Panels coated with chemicals can eradicate dirt and smells, as well as reducing smog.

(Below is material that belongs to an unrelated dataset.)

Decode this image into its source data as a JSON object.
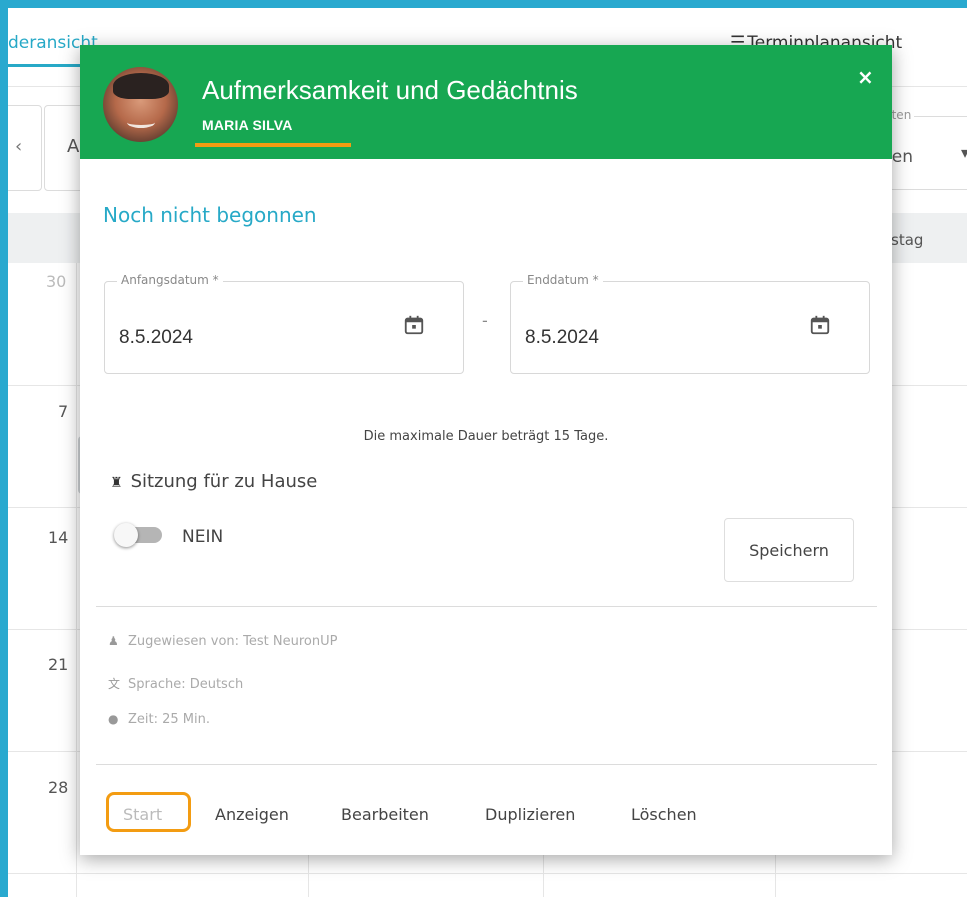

If photocatalytic clothing can purify the air as the wearer moves around, then why not apply a similar concept to architectural materials to help cleanse the air outside? That is the premise behind aluminum brand Alcoa’s , an “architectural panel that cleans itself and the air around it,” in the company’s own words. Introduced in 2011, Alcoa’s innovation is the result of a process that applies a titanium dioxide coating called EcoClean to the prepainted aluminum surface of its Reynobond architectural panels. Utilizing natural sunlight, the coating then acts as a catalyst to break down organic pollutants on its surface and in the air around it; the harmless matter that results is then washed away by rainwater, the New York-based firm says. Some 10,000 square feet of EcoClean has the smog-eradicating power of approximately 80 trees, the company notes, which is equivalent to offsetting the nitrogen oxide created by the pollution output of four cars per day. We’ve already seen rooftop solar panels and wind turbines, but the addition of smog-cleansing capabilities to buildings could be a revolutionary one, especially in cities where smog is a recognized problem. How else can architects and builders use this process?